### SOURCE RECORDS
┌────────
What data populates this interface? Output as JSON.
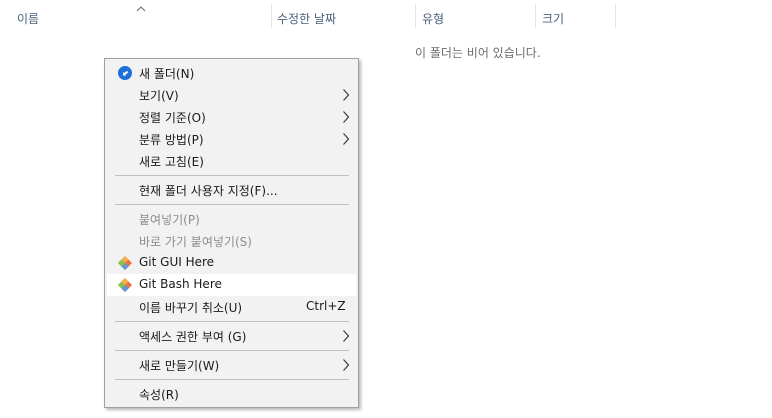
{
  "columns": [
    {
      "label": "이름"
    },
    {
      "label": "수정한 날짜"
    },
    {
      "label": "유형"
    },
    {
      "label": "크기"
    }
  ],
  "empty_message": "이 폴더는 비어 있습니다.",
  "context_menu": {
    "items": [
      {
        "label": "새 폴더(N)",
        "icon": "new-folder-icon"
      },
      {
        "label": "보기(V)",
        "submenu": true
      },
      {
        "label": "정렬 기준(O)",
        "submenu": true
      },
      {
        "label": "분류 방법(P)",
        "submenu": true
      },
      {
        "label": "새로 고침(E)"
      },
      {
        "label": "현재 폴더 사용자 지정(F)..."
      },
      {
        "label": "붙여넣기(P)",
        "disabled": true
      },
      {
        "label": "바로 가기 붙여넣기(S)",
        "disabled": true
      },
      {
        "label": "Git GUI Here",
        "icon": "git-icon"
      },
      {
        "label": "Git Bash Here",
        "icon": "git-icon",
        "highlighted": true
      },
      {
        "label": "이름 바꾸기 취소(U)",
        "shortcut": "Ctrl+Z"
      },
      {
        "label": "액세스 권한 부여 (G)",
        "submenu": true
      },
      {
        "label": "새로 만들기(W)",
        "submenu": true
      },
      {
        "label": "속성(R)"
      }
    ]
  },
  "colors": {
    "header_text": "#4c607a",
    "menu_bg": "#f2f2f2",
    "disabled_text": "#8d8d8d",
    "new_folder_icon": "#1e6fd9"
  }
}
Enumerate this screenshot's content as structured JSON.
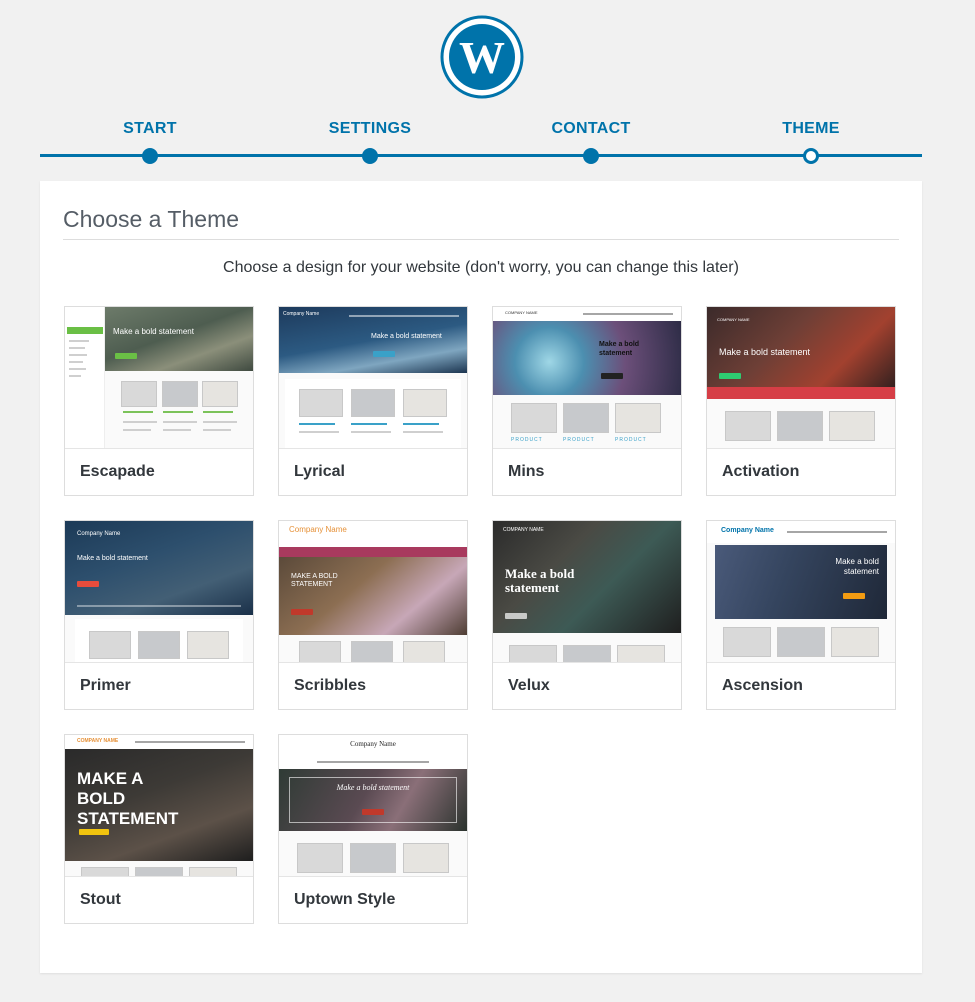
{
  "brand": {
    "logo_icon": "wordpress-logo-icon",
    "color": "#0073aa"
  },
  "steps": [
    {
      "label": "START",
      "state": "done"
    },
    {
      "label": "SETTINGS",
      "state": "done"
    },
    {
      "label": "CONTACT",
      "state": "done"
    },
    {
      "label": "THEME",
      "state": "current"
    }
  ],
  "panel": {
    "title": "Choose a Theme",
    "subtitle": "Choose a design for your website (don't worry, you can change this later)"
  },
  "themes": [
    {
      "name": "Escapade"
    },
    {
      "name": "Lyrical"
    },
    {
      "name": "Mins"
    },
    {
      "name": "Activation"
    },
    {
      "name": "Primer"
    },
    {
      "name": "Scribbles"
    },
    {
      "name": "Velux"
    },
    {
      "name": "Ascension"
    },
    {
      "name": "Stout"
    },
    {
      "name": "Uptown Style"
    }
  ],
  "thumb_text": {
    "make_bold": "Make a bold statement",
    "make_bold_upper": "MAKE A BOLD STATEMENT",
    "company": "Company Name",
    "company_upper": "COMPANY NAME",
    "product": "PRODUCT"
  }
}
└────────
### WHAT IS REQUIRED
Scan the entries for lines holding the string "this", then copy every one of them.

### TASK SOLUTION
What data populates this interface? Output as JSON.
Enumerate this screenshot's content as structured JSON.
    "subtitle": "Choose a design for your website (don't worry, you can change this later)"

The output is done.